a City set high on a mountain for all to see, resplendent to every eye
with the unfading light of the Lamb,
and resounding with the sweet hymn of the Saints....
CHRIST CATHEDRAL, ORANGE COUNTY – Once upon a time in America, a Catholic bishop and a secular architect joined forces to envision a radical concept in church design: a temple open to the world around it through the use of clear glass.

The materials sent a message – the Church need not shelter itself behind its imported encrustations, keeping the pluralistic, free society outside at bay… If anything, in this unique setting, she came with an open hand to take her place among the community at large, to help build it up and make it thrive. In sum, the place was meant to say in structure that God’s People had nothing to fear from daylight.

In its original sense, this idea doesn’t refer to what’s happening now, but to the Cathedral of the Assumption in Baltimore – built by the founding Bishop John Carroll and the Capitol designer Benjamin Latrobe, the nation’s first diocesan seat, and the one place every American Catholic can genuinely call home. And today, on the eve of the Assumption’s bicentennial, in the heart of the largest province Carroll’s heirs have ever known, his vision has met its match.

Forty-three years ago, when Rome spun off Orange County from the mothership of Los Angeles as its own local church, the one-county see numbered some 350,000 members. Now become the nation’s sixth-largest civic seat, its Catholic population has boomed to almost five times that.
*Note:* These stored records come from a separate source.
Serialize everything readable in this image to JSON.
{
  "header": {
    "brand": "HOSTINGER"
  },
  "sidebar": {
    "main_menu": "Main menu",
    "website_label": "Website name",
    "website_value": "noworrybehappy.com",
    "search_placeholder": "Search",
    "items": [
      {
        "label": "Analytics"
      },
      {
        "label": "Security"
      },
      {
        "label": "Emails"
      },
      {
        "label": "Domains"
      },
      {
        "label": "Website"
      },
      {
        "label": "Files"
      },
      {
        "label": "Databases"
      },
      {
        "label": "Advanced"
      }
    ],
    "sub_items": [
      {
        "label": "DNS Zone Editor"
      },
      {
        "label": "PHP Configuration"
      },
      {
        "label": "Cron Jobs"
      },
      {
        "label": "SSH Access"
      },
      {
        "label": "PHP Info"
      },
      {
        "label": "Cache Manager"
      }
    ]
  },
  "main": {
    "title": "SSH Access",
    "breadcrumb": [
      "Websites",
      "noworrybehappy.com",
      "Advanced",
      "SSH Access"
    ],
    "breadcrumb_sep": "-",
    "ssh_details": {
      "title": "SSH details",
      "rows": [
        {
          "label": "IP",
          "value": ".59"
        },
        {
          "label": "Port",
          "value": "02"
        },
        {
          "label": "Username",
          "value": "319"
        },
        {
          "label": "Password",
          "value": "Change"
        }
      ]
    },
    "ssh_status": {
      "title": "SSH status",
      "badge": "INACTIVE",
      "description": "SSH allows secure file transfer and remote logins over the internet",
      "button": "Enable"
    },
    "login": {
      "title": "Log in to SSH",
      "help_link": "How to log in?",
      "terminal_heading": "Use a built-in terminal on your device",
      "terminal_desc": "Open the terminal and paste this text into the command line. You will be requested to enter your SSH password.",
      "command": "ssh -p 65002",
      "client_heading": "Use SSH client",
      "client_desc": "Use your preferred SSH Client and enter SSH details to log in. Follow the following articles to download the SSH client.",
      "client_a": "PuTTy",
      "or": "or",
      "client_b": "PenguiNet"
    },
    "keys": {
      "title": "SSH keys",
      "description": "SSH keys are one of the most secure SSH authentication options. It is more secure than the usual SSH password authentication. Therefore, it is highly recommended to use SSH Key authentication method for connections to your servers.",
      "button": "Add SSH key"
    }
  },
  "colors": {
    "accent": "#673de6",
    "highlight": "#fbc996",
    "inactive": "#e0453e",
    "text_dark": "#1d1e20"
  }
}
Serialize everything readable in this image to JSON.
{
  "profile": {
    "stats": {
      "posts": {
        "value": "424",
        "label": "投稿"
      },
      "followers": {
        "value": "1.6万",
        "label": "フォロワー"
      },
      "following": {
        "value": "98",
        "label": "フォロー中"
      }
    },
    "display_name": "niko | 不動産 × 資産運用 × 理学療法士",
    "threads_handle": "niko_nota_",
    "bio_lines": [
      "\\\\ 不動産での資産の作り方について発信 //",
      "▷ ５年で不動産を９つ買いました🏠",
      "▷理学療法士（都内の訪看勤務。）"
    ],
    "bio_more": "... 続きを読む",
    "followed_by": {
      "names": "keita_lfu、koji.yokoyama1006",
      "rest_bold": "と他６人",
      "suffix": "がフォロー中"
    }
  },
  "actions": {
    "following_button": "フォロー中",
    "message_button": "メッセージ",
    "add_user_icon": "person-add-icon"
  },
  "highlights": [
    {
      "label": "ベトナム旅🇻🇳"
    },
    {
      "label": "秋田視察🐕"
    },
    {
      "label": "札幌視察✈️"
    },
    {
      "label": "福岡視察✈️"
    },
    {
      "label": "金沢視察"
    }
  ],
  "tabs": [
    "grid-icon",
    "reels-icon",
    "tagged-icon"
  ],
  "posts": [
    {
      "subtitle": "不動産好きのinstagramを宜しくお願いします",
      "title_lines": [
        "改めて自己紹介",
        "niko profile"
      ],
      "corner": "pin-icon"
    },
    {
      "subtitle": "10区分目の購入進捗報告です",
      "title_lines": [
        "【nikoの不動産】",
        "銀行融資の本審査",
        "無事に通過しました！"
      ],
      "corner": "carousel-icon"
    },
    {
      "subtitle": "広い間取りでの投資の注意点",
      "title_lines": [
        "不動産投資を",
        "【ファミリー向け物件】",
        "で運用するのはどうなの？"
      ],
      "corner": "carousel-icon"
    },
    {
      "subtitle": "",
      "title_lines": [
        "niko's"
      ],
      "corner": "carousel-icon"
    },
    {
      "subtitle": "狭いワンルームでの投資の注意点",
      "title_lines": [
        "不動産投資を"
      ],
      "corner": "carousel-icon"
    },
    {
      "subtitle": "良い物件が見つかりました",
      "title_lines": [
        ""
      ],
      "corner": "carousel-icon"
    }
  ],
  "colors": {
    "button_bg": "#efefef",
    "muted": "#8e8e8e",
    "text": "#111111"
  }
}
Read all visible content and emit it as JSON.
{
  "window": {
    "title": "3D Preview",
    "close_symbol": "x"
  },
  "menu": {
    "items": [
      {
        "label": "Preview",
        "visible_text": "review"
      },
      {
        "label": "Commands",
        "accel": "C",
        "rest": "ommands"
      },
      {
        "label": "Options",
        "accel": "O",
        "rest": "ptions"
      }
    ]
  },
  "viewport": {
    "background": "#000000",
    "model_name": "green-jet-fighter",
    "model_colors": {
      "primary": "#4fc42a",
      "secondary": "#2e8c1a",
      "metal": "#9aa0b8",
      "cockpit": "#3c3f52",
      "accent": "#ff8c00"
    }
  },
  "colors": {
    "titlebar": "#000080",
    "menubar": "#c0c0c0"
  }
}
Yet even as it erupted into one of the Stateside church’s densest and most diverse outposts – bigger than Atlanta, Miami, Philadelphia and Seattle among others – the diocese has been an ecclesial nomad, the downtown parish-turned-bishop’s seat quickly overwhelmed by the rapid growth, its major events subsequently imposing by need on its already hectic larger parishes. But today, at last, they’ve now got a “common home” to call their own – one explicitly intended from its birth to emphasize man’s intrinsic link to the creation around him.

To be sure, Orange’s fire-sale acquisition of the Crystal Cathedral and its 33-acre campus has been a failsafe conversation-starter in US church circles ever since the diocese emerged victorious from the 2011 court-fight over the prime property a mile from Disneyland. Regardless, as the long, sometimes challenging journey to today gradually began to bear fruit – first in giving the diocese a ready-made nerve-center in rapid order, then becoming an ad intra “destination” in ways the previously envisioned built-from-scratch compound in Santa Ana never could’ve dreamt of being, it’s become increasingly clear to the locals that this most unlikely of moves has been, as many here have said through the years, no less than “an act of providence.” (Indeed, on handing his creation over to the Orange church, the Crystal’s builder, Dr. Robert Schuller, told then-Bishop Tod Brown and his priests of his longtime hope “that this place would someday return to the mother church.”)

Given the worldwide outpouring of shock and grief upon the Holy Week fire at Notre-Dame, it’s curious that some folks still wonder why cathedrals are necessary. Clearly, their great-grandparents and beyond who sacrificed their pennies to build them felt rather differently. Here, the folks have waited for this day, they’ve believed in it, and even grown some more along the way – already, the dozen weekend liturgies in the 1,000-seat temporary “parish” invariably swamp the space, and with the 2,100-seat centerpiece now complete (in a place where the average parish comprises ten times that number), it’s a pretty safe bet that the regulars won’t be able to count on too much stretching space for long.

All that said, the decade of planning and renderings has come to an end, and it's time for the "Hour of Power" – the Mass of Dedication of Christ Cathedral begins at 10.30am local (1.30pm Eastern, 1930 Rome) today, and you can find the livefeed here at that hour.

To Bishop Kevin Vann and his top-shelf crew, who’ve devoted untold hours over these many years to reach this moment, kudos on a job well-done – thanks to all of you, today, this “periphery” of the City of Angels is the center of the American Church.

SVILUPPO: Livefeed link, etc.